Investments in things you can’t see are just as important. Other improvements less visible to patients includes surgical equipment, new and renovated theatres, improvements to our sterilising departments and digital monitors to track progress through theatres so surgeons know exactly what is happening.
Murdoch leading Robotic Surgery in WA
St John of God Murdoch surgeons Mr Abe Jacobs and Dr Raj Mohan are pioneering robotic surgery in WA, both performing state first surgeries in 2021 on the new da Vinci XI system.
With a large focus on Women’s Health, Dr Raj Mohan is the only surgeon in Western Australia performing Gynaecological Oncology robotic surgery.
“We are now looking at its [da Vinci robot] use in women’s health and the advancement it can make in difficult complex gynaecological surgery.”
Uterine cancer is the most diagnosed gynaecological cancer in Australia, with risk of diagnoses by age 85 being 1 in 40, making these technological advancements crucial.
“Using the da Vinci robot is all about progress in our field and to constantly be looking forward towards new and more precise solutions,”
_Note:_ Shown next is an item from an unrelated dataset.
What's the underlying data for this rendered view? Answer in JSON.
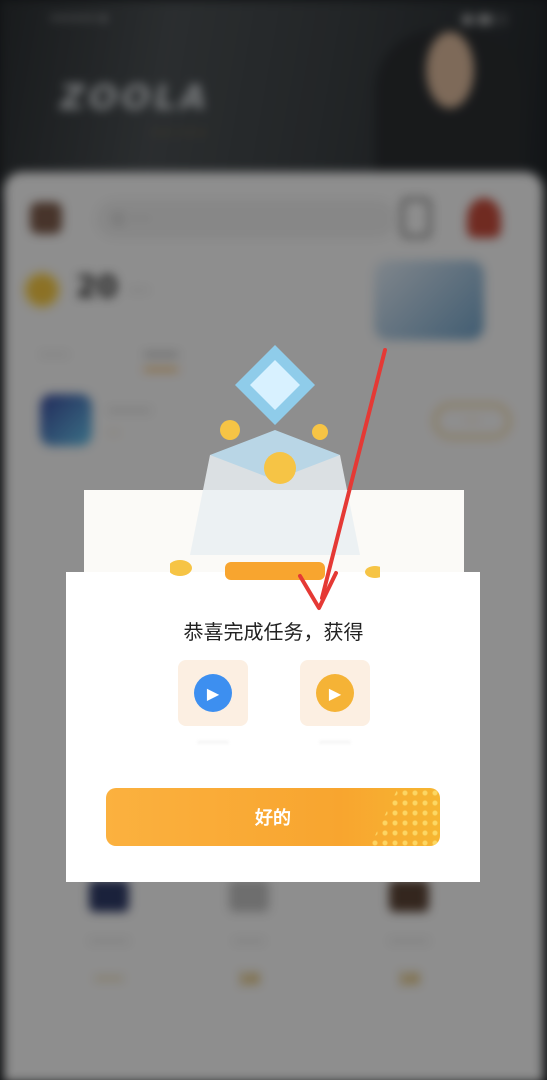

Patients with uterine cancer are currently the main individuals operated on using the da Vinci robotic technology.
Mr Abe Jacobs performed a state-first robotic colorectal surgery and now performs regular bowel resections and rectal prolapse procedures in cancer and non-cancer patients.
Jacobs said the jump from keyhole to robotic surgery is huge and is thrilled to be leading the way in WA.
“It is new technology which has been around for at least a decade in the colorectal space in the eastern states. It is about time it is offered in WA,”
The da Vinci Robotic System has the ability to undergo safer and more complex surgeries.
“It is a tool, so the main focus is for people to have safe and effective surgery. The robot has proven many advantages, including some benefits over laparoscopic surgeries,”
“Being the first colorectal robotic surgeon in WA is a huge milestone and hopefully it will soon be introduced into other hospitals.”
The da Vinci Robotic Surgical System, which arrived at Murdoch in late 2019, was first used for gastrointestinal and bariatric surgery cases.
Jacobs and Mohan are currently joining forces to work on a collaborative case, potentially focusing on gynae malignancies which involves the bowel and cannot be performed via keyhole surgery.
“We are working together and looking at the possibility of a combination robotic case, combining a colorectal and gynae surgeon, as well as a urologist, in serious cases. It is a unique combined surgical opportunity that will deliver some exciting medical advances.”
Both Jacobs and Mohan will continue performing robotic surgery at St John of God Murdoch Hospital throughout the year, working up to more complex and frequent cases.